Faced with the question that the sport might again be considering switching its format to have fewer teams running more cars, principals from either end of the pit-lane appeared united in claiming that the scenario would only occur if teams were forced to drop out for business reasons, rather than some being squeezed out to accommodate the new look.
“I think I'm correct in saying that, under current regulations, if the numbers of cars on the grid falls below a certain number, then certain teams are required to run three cars – but, as far as I know, there's been no discussion about three-car teams in the near future,” Marussia's John Booth explained, “Certainly, I've not been part of the discussions, [but] I assume it would need a big change in regulations to achieve that.”
Mercedes' Ross Brawn, a veteran of the fluctuating fortunes of F1 teams, confirmed Booth's assertion.
“I think it would be if we had some teams drop out and the number of entrants, the number of cars entered, dropped below a certain level, then we do have to support extra entries,” he confirmed.
Talk about three-car teams is going hand-in-hand with the suggestion – from the bigger teams – that customer cars are the best way to secure the integrity of the grid. The smaller teams, however, don't agree that that is the way that F1 should go.

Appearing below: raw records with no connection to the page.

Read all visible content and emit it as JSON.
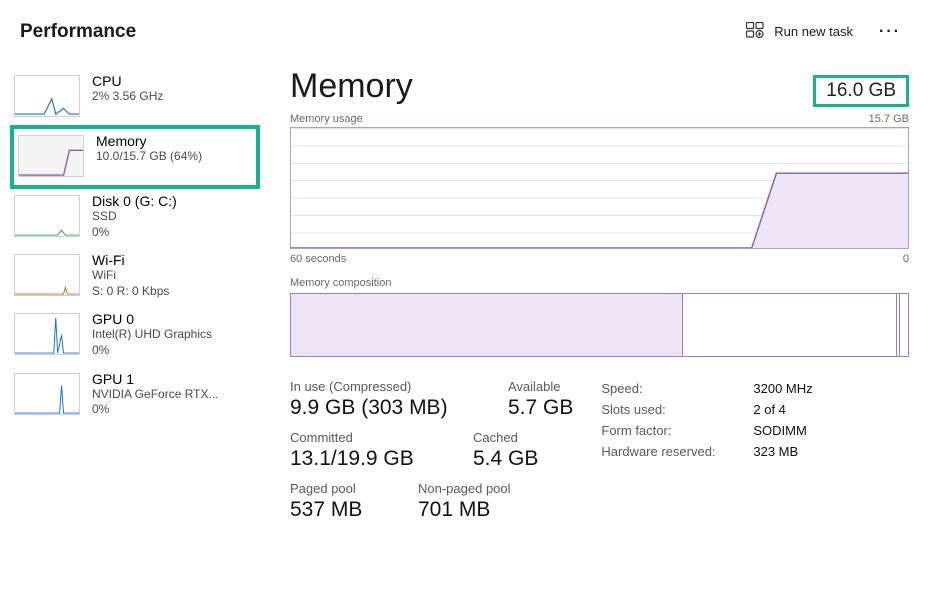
{
  "header": {
    "title": "Performance",
    "run_task_label": "Run new task"
  },
  "sidebar": {
    "items": [
      {
        "title": "CPU",
        "sub1": "2%  3.56 GHz",
        "sub2": ""
      },
      {
        "title": "Memory",
        "sub1": "10.0/15.7 GB (64%)",
        "sub2": ""
      },
      {
        "title": "Disk 0 (G: C:)",
        "sub1": "SSD",
        "sub2": "0%"
      },
      {
        "title": "Wi-Fi",
        "sub1": "WiFi",
        "sub2": "S: 0 R: 0 Kbps"
      },
      {
        "title": "GPU 0",
        "sub1": "Intel(R) UHD Graphics",
        "sub2": "0%"
      },
      {
        "title": "GPU 1",
        "sub1": "NVIDIA GeForce RTX...",
        "sub2": "0%"
      }
    ],
    "selected_index": 1
  },
  "main": {
    "title": "Memory",
    "capacity": "16.0 GB",
    "usage_chart": {
      "label": "Memory usage",
      "max_label": "15.7 GB",
      "x_left": "60 seconds",
      "x_right": "0"
    },
    "composition_label": "Memory composition",
    "stats": {
      "in_use_label": "In use (Compressed)",
      "in_use_value": "9.9 GB (303 MB)",
      "available_label": "Available",
      "available_value": "5.7 GB",
      "committed_label": "Committed",
      "committed_value": "13.1/19.9 GB",
      "cached_label": "Cached",
      "cached_value": "5.4 GB",
      "paged_label": "Paged pool",
      "paged_value": "537 MB",
      "nonpaged_label": "Non-paged pool",
      "nonpaged_value": "701 MB"
    },
    "hw": [
      {
        "key": "Speed:",
        "val": "3200 MHz"
      },
      {
        "key": "Slots used:",
        "val": "2 of 4"
      },
      {
        "key": "Form factor:",
        "val": "SODIMM"
      },
      {
        "key": "Hardware reserved:",
        "val": "323 MB"
      }
    ]
  },
  "chart_data": {
    "type": "line",
    "title": "Memory usage",
    "xlabel": "seconds ago",
    "ylabel": "GB",
    "ylim": [
      0,
      15.7
    ],
    "xlim": [
      60,
      0
    ],
    "x": [
      60,
      14,
      12,
      0
    ],
    "values": [
      0,
      0,
      10.0,
      10.0
    ]
  },
  "colors": {
    "accent_purple": "#8a5eb0",
    "accent_purple_fill": "#efe4f5",
    "highlight_teal": "#18b28f"
  }
}
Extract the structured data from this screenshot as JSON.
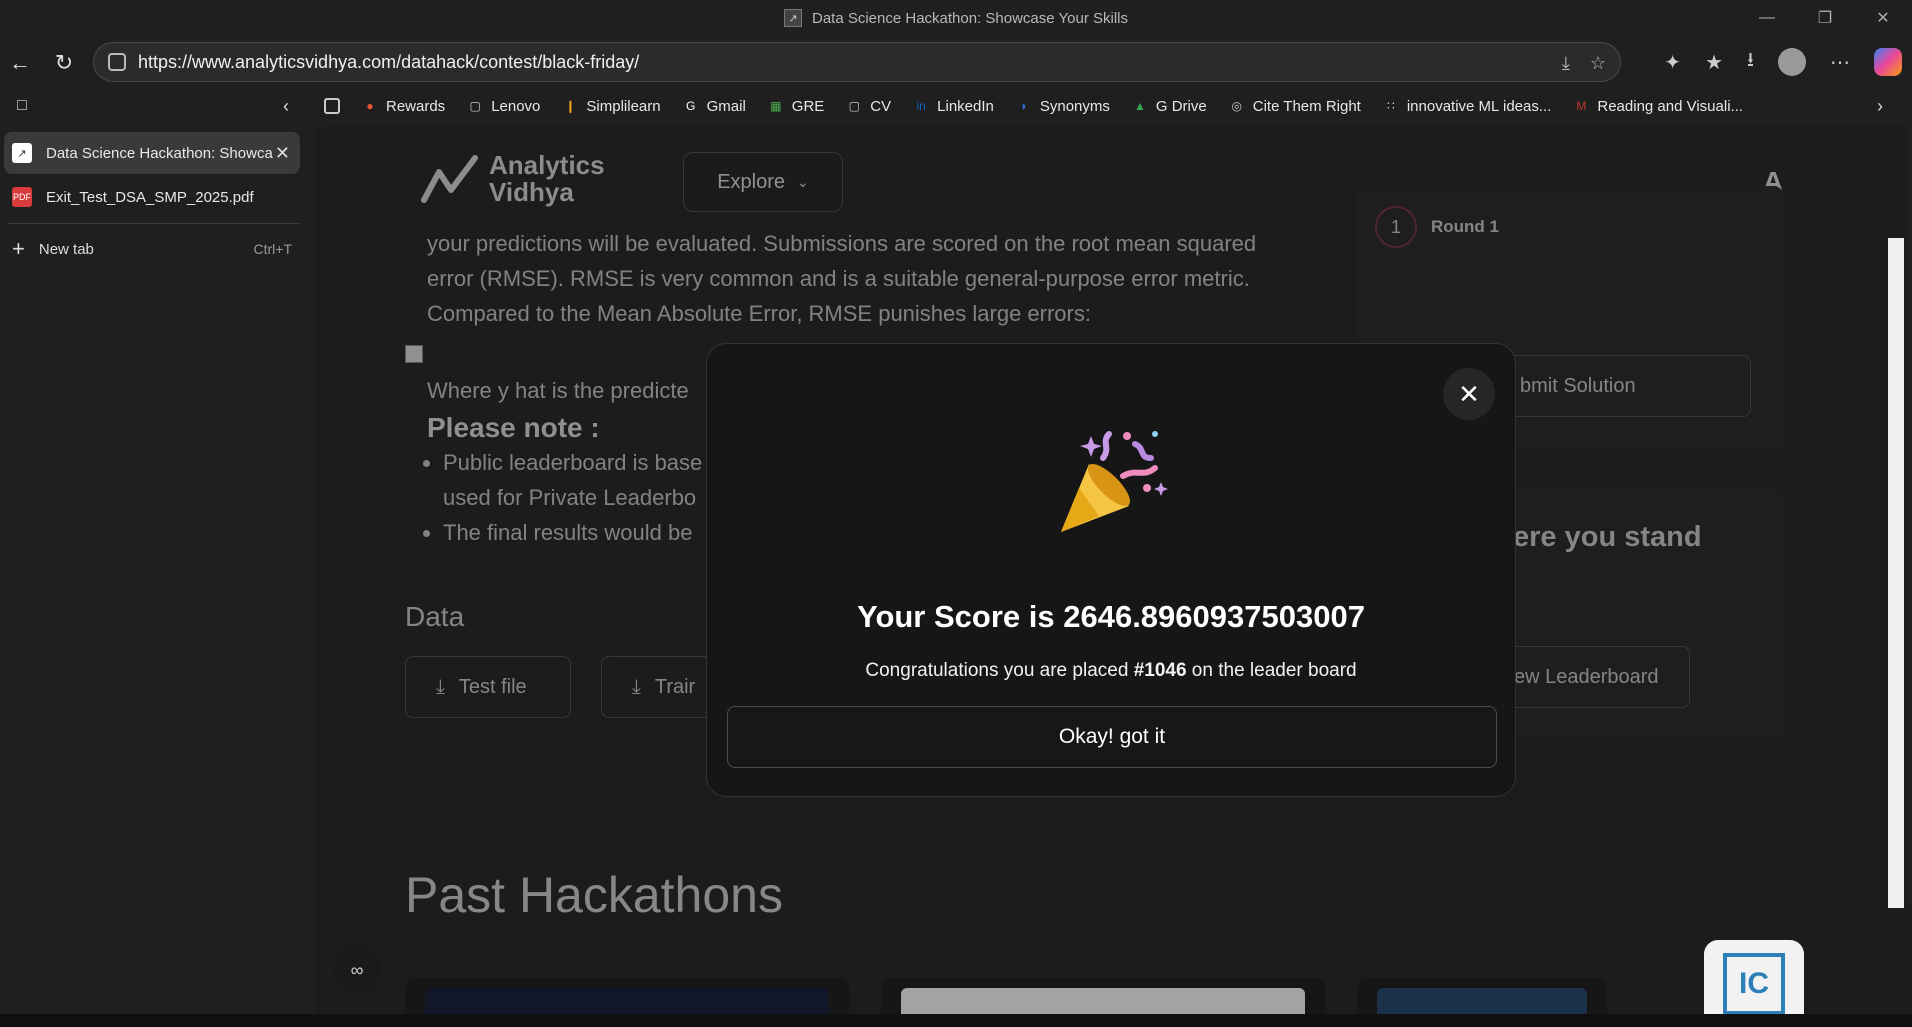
{
  "window": {
    "title": "Data Science Hackathon: Showcase Your Skills"
  },
  "address_bar": {
    "url": "https://www.analyticsvidhya.com/datahack/contest/black-friday/"
  },
  "bookmarks": [
    {
      "label": "Rewards",
      "icon": "rewards-icon",
      "color": "#e4572e"
    },
    {
      "label": "Lenovo",
      "icon": "folder-icon",
      "color": "#cccccc"
    },
    {
      "label": "Simplilearn",
      "icon": "simplilearn-icon",
      "color": "#f5a623"
    },
    {
      "label": "Gmail",
      "icon": "google-icon",
      "color": "#ffffff"
    },
    {
      "label": "GRE",
      "icon": "gre-icon",
      "color": "#4caf50"
    },
    {
      "label": "CV",
      "icon": "folder-icon",
      "color": "#cccccc"
    },
    {
      "label": "LinkedIn",
      "icon": "linkedin-icon",
      "color": "#0a66c2"
    },
    {
      "label": "Synonyms",
      "icon": "synonyms-icon",
      "color": "#2f6fe0"
    },
    {
      "label": "G Drive",
      "icon": "gdrive-icon",
      "color": "#34a853"
    },
    {
      "label": "Cite Them Right",
      "icon": "globe-icon",
      "color": "#cccccc"
    },
    {
      "label": "innovative ML ideas...",
      "icon": "grid-icon",
      "color": "#cccccc"
    },
    {
      "label": "Reading and Visuali...",
      "icon": "reading-icon",
      "color": "#c0392b"
    }
  ],
  "tabs": [
    {
      "label": "Data Science Hackathon: Showca",
      "active": true
    },
    {
      "label": "Exit_Test_DSA_SMP_2025.pdf",
      "active": false
    }
  ],
  "new_tab": {
    "label": "New tab",
    "shortcut": "Ctrl+T"
  },
  "site": {
    "logo_line1": "Analytics",
    "logo_line2": "Vidhya",
    "explore_label": "Explore",
    "user_initial": "A"
  },
  "article": {
    "para1_line1": "your predictions will be evaluated. Submissions are scored on the root mean squared",
    "para1_line2": "error (RMSE). RMSE is very common and is a suitable general-purpose error metric.",
    "para1_line3": "Compared to the Mean Absolute Error, RMSE punishes large errors:",
    "para2": "Where y hat is the predicte",
    "note_heading": "Please note :",
    "bullet1_line1": "Public leaderboard is base",
    "bullet1_line2": "used for Private Leaderbo",
    "bullet2": "The final results would be",
    "data_heading": "Data",
    "test_file_label": "Test file",
    "train_file_label": "Trair"
  },
  "right_panel": {
    "round_number": "1",
    "round_label": "Round 1",
    "submit_label": "bmit Solution",
    "stand_heading": "ere you stand",
    "leaderboard_label": "ew Leaderboard"
  },
  "past_heading": "Past Hackathons",
  "modal": {
    "score_text": "Your Score is 2646.8960937503007",
    "congrats_prefix": "Congratulations you are placed ",
    "rank": "#1046",
    "congrats_suffix": " on the leader board",
    "ok_label": "Okay! got it"
  },
  "colors": {
    "modal_bg": "#161616",
    "page_bg": "#2c2c2c",
    "ict_blue": "#2d7fb8"
  }
}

“We're not a supporter of customer cars, we think the identity of the teams is important, the fact that the teams design and build their own cars is important,” Brawn continued, “However, if F1 faced a situation where we didn't have sufficient cars on the grid then, of course, a three-car team is a possibility - but only in those circumstances.”
While Booth admits that running two cars is tough enough for Marussia, Caterham's Cyril Abiteboul believes that customer cars is not the way forward, even if costs need to be reduced across the board to make it viable for the smaller teams.
“I'm not in favour of customer cars [but], having said that, I think the situation we have is not necessarily sustainable,” the Frenchman insisted, “Clearly, an analysis must be made regarding what to do, and to make sure that we anticipate that correctly, [so that] there is also a gliding path to whatever solution is retained, whether it's a budget cap, RRA….
“If we're all at fifty or one hundred million budget, the show will be no different at all, so I think that we need to be sensible about that, make sure that we are doing the right thing. If a third car is one thing to do, why not, but [in the given] example, there were only eight teams, so I would like to hope that we are not one of the three teams that will be out of the game….”
“Obviously [the smaller teams] are outnumbered, but F1 knows very well that it cannot really live without everyone, so maybe the process is a bit less inclusive than it's been in the past. It's more the goodwill and the agenda in general, rather than who is sitting [on the F1 strategy group] that will make a difference.”